FORT LAUDERDALE, Florida (AP) - Fort Lauderdale - home of the iconic1960s Spring Break film "Where the Boys Are" - boasts 23 miles of sugarsand beaches where bathing suit-clad tourists sip daiquiris under lazypalm trees. And then there's Broward County, known for hanging chads,election debacles and a namesake who championed draining the Everglades.
Sowhich one has the name recognition to bring in the most tourismdollars? County and city stakeholders met Thursday to discuss possiblychanging the name of Broward County, the second largest in the statewith 1.8 million residents, to Fort Lauderdale County.
"When itcomes to recognition, Fort Lauderdale has the juice literally andfiguratively," said Jordan Zimmerman, chairman of Fort Lauderdale-basedZimmerman Advertising. "Fort Lauderdale is seen as a major port, a majordestination, a world class recreation area, ideal climate, an ideallife, a great place to do business."
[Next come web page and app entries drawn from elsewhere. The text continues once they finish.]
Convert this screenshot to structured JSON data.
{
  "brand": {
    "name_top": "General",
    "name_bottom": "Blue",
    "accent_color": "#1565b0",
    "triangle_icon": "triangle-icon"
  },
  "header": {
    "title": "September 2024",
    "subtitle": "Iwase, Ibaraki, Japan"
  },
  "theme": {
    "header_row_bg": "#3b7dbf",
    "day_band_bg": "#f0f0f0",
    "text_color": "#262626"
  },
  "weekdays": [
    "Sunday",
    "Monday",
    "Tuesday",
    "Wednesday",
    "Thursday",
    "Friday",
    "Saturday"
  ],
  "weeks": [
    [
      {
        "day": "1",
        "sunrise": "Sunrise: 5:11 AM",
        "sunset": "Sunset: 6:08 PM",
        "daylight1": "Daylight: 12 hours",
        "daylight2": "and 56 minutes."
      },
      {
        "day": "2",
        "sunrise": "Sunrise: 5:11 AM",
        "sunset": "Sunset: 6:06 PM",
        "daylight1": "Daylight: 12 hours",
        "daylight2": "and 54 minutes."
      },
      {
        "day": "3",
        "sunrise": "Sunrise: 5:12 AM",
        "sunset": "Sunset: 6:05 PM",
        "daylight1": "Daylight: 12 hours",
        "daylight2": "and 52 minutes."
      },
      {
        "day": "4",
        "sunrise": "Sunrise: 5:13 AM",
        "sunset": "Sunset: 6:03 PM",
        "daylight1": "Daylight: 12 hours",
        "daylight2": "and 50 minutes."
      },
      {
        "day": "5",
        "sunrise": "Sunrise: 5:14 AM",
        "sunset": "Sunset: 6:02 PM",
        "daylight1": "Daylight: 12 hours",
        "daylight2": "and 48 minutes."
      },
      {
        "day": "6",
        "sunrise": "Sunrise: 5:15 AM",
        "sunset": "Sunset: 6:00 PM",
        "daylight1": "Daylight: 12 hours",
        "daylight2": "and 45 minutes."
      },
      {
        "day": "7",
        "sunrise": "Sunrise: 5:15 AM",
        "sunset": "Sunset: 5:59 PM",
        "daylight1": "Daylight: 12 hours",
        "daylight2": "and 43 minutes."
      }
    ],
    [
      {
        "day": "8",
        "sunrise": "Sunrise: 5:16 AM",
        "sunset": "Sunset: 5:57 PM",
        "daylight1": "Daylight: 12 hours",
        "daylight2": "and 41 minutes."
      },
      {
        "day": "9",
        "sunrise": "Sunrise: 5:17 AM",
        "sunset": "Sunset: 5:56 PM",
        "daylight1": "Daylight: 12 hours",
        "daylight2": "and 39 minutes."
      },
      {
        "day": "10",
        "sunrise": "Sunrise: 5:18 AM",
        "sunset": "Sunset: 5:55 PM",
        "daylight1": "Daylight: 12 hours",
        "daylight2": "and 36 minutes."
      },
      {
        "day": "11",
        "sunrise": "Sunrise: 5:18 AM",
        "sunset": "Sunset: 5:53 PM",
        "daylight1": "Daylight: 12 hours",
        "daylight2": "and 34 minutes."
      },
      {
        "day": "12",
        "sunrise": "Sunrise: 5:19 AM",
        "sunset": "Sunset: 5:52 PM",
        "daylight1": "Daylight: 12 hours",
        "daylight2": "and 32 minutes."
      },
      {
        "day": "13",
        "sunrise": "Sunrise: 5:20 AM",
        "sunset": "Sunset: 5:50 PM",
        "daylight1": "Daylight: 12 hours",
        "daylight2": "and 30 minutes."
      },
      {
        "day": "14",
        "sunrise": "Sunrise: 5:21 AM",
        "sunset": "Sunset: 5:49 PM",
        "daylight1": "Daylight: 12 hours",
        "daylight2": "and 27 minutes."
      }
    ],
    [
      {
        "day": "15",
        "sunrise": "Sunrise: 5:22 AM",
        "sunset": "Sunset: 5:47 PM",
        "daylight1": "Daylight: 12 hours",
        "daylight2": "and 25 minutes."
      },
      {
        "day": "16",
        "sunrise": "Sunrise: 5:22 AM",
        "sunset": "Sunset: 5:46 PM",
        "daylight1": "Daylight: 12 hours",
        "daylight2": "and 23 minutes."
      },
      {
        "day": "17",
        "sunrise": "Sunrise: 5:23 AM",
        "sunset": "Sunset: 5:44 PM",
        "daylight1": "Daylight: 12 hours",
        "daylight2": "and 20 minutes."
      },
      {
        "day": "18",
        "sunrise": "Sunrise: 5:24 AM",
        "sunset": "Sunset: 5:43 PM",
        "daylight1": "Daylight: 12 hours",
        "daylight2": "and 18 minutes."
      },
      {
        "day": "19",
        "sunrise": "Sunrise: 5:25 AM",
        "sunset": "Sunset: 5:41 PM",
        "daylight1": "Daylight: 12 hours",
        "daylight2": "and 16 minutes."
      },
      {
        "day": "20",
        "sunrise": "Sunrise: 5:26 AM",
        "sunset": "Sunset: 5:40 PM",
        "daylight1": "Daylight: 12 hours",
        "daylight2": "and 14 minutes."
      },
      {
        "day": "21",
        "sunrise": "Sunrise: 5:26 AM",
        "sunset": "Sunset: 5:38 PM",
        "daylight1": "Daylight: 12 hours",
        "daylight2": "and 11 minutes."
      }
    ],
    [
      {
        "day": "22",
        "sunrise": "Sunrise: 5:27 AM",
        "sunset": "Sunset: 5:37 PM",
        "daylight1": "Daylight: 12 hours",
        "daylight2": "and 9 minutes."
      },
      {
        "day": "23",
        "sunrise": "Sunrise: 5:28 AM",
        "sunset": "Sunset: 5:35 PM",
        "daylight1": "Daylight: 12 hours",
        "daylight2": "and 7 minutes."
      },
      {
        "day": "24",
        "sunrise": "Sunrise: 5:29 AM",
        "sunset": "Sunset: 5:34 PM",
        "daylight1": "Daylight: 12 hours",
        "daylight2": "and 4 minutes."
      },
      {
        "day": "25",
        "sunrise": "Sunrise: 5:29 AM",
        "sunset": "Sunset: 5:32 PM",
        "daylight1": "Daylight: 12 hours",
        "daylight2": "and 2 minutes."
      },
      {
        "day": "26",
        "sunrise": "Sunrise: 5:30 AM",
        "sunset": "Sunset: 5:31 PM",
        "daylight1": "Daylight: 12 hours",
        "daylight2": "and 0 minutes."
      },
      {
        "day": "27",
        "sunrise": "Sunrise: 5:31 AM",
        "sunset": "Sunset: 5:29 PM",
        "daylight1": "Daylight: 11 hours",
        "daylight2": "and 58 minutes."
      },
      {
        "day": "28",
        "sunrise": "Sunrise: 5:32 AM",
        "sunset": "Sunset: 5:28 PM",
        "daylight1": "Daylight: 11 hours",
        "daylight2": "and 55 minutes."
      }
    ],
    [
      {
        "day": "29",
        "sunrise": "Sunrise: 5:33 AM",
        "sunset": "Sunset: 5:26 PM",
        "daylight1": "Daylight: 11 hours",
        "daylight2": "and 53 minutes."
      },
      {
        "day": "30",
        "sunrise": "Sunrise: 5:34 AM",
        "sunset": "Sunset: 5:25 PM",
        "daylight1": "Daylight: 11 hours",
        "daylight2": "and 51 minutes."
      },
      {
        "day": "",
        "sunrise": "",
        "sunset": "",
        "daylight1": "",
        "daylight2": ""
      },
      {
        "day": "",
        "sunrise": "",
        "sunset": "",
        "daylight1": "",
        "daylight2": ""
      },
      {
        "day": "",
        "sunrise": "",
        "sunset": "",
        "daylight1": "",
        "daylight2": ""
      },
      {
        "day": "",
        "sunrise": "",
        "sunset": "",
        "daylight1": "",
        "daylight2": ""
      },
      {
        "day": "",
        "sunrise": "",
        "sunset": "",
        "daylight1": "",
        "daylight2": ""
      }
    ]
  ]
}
Tourism experts say a handfulof counties around the country are also pondering name changes in aneffort to market the most recognizable name in a region. About 15 yearsago, Florida's largest county changed its name from Dade to Miami-Dadeto capitalize on the name of its most famous city.
But criticscounter the name change is a waste of money that will cost big bucks tochange street signs, libraries, courthouses, ports and vehicles. Thecity of Fort Lauderdale is part of Broward County, which drew more than12 million tourists last year.
And what about the dozens of otherlesser-known cities that make up Broward that are also vying for tourismdollars, asked Hollywood City Commissioner Hon. Patty Asseff. Hollywoodalso has great beaches and has drawn stars - former Playboy model AnnaNicole Smith died there. (But the legal battle turned media circus overher estate was in Fort Lauderdale).
Broward County has beenproblematic for tourism officials from the start. Officials onceconsidered marketing an animated character named "Howard from Broward"to sell the sunny beaches, but he was eventually nixed. Rumor has itthat a former tourism chief once paraded around Vatican Square in analligator suit to entice international tourists.
Even Broward'smajor tourism agency is named the Greater Fort Lauderdale Convention andVisitors Bureau. The agency plays up the perennially warm climate, witha live beach cam on their website (sunny.org) and a recent media blitzin New York City in which bikini-clad dancers took to an ice skatingrink.
Palm Beach and Dade counties gave up land in 1915 to formBroward County. It was slated to be called Everglades County but thatchanged after a popular early-20th century governor, Napoleon BonaparteBroward, died suddenly while running for the U.S. Senate. Browardchampioned draining the Everglades, which opened up much of today'surban Broward County for development. His great grandson is ChiefFinancial Officer Jeff Atwater.
"What we've seen in the U.S. andglobally is this move toward picking the most recognizable destinationwithin a region and picking that to market to people," said LoriPennington-Gray, director of the Tourism Crisis Management Institute atthe University of Florida.
"Tourists, especially internationally, they're not familiar with geography and county names don't resonate," she said.
Somesay tourists may well visit all three counties that comprise SouthFlorida, staying in a trendy Art Deco hotel on Miami's South Beach orcatching a polo match with the well-heeled in Palm Beach. They arguetourism officials should market the region as a whole.
"If we'reactually going to talk about the name of the county, why don't we talkabout how we work regionally as well," said Gregory Stuart, executivedirector of the Broward Metropolitan Planning Organization.
MarthaBennett, a lifelong Fort Lauderdale resident and owner of the hip,waterfront Blue Moon Fish Co. restaurant, thinks a name change wouldboost local businesses.
"People are coming to Fort Lauderdale. They're not booking a flight to Broward," said Bennett. "There's no Broward Beach."